TYPICAL of our rent-seeking economy, all eyes are now focused on the jockeying and inevitably the horse trading centered on who gets what as principal officers of the National Assembly. Predictably as peas from a pod same scramble is on at the sub-national level.
What else is new? Nothing surprising same old stuff, for none of the political parties operating at any level had offered anything remotely like a coherent legislative agenda during the recently concluded elections.
This is another confirmation that the main territory of political activity in Nigeria is a perennial hustle to share what is now a shrinking cake, not very much about baking let alone expanding the cake. A discerning electorate would wonder about the need for the legislature arm in the first place. The impolite will be tempted to say that it might be all about excellent by international not even third world standards very good enumeration.

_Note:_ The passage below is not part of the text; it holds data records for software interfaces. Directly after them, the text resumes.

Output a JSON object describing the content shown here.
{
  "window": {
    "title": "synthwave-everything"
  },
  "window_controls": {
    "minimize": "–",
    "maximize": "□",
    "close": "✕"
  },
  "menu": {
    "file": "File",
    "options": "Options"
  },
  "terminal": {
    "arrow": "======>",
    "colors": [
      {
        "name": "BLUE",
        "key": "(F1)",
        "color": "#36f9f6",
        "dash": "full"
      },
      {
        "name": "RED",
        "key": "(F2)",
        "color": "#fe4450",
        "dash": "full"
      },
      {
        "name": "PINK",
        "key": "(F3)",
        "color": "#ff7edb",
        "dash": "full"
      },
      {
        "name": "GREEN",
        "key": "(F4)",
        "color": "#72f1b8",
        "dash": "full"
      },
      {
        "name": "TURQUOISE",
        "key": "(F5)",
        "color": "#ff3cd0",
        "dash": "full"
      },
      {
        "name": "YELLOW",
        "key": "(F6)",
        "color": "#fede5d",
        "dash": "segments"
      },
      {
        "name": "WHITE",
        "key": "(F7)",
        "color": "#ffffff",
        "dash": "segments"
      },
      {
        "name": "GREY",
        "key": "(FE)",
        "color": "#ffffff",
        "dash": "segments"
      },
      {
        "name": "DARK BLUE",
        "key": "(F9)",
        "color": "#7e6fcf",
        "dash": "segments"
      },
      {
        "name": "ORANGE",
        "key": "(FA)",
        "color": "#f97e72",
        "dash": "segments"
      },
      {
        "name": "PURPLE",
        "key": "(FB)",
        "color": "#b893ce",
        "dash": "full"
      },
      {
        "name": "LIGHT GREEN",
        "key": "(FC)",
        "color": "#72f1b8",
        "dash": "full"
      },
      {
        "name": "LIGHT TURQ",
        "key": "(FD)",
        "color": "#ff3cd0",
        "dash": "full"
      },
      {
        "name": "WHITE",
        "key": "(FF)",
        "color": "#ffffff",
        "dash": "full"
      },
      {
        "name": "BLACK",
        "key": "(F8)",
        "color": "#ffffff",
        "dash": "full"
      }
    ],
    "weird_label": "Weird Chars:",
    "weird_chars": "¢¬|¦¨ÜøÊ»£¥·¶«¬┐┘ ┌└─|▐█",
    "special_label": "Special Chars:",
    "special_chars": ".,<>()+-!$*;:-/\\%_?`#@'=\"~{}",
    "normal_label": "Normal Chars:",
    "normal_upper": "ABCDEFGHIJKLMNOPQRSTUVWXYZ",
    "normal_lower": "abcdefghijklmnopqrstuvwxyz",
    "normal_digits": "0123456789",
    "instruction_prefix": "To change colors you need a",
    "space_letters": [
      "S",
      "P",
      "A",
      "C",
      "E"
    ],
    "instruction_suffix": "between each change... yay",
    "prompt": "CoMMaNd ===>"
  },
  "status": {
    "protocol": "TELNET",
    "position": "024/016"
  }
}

EDITORIAL: A Happy Homecoming!
Alas, there are consequences. For a start, the absence of legislative initiatives inevitably turns what ought to be an independent body into an appendage of the now all powerful dominant executive. The additional debilitation is that even the much touted function of oversight function is pathetic inadequate with predictably disastrous consequences.
As a result, we have that Nigerian peculiarity known as “abandoned projects”, badly formulated and as a consequence inadequately implemented budgets. No wonder one hundred and thirty-three million Nigerian’s are in multi-dimensional poverty.
The legislative arm matters even more now that we are in dire straights. In a polity faced with so many problems, we should be going into post inauguration of a new president on the twenty ninth of May with the convocation of a special legislative summoned to empower the executive with the tools to face what is incontrovertibly a crisis.
Historical examples of such sessions exist notably United States President Franklin Delano Roosevelt and the “hundred days” congress which provided the bills to tackle the great depression and implement the new deal. It was efficacious. In contradistinction, it took unnecessary loss of opportunity and the erosion of the time value of money as well as the opportunity costs to pass vitally needed legislation, such as taking power and railway out of the exclusive legislative list and sensibly into the recurrent list.
Fundamentally, there is also a need to set up a long-delayed Congressional Budget Office to enhance the capacity of the National and the state houses of assemblies in all ramifications.
We can only hope that the inadequacies of the past will be tackled by the incoming parliament.
The painful lesson we have learned from our national predicament is that institutions matter, and to break out of our plight, we have to build strong transparency in our institutions as well as the technical capacity to do the job. The incoming assemblies must be more than the sharing of largess and posts they have to provide the fundamental foundation for a rebirth of the republic.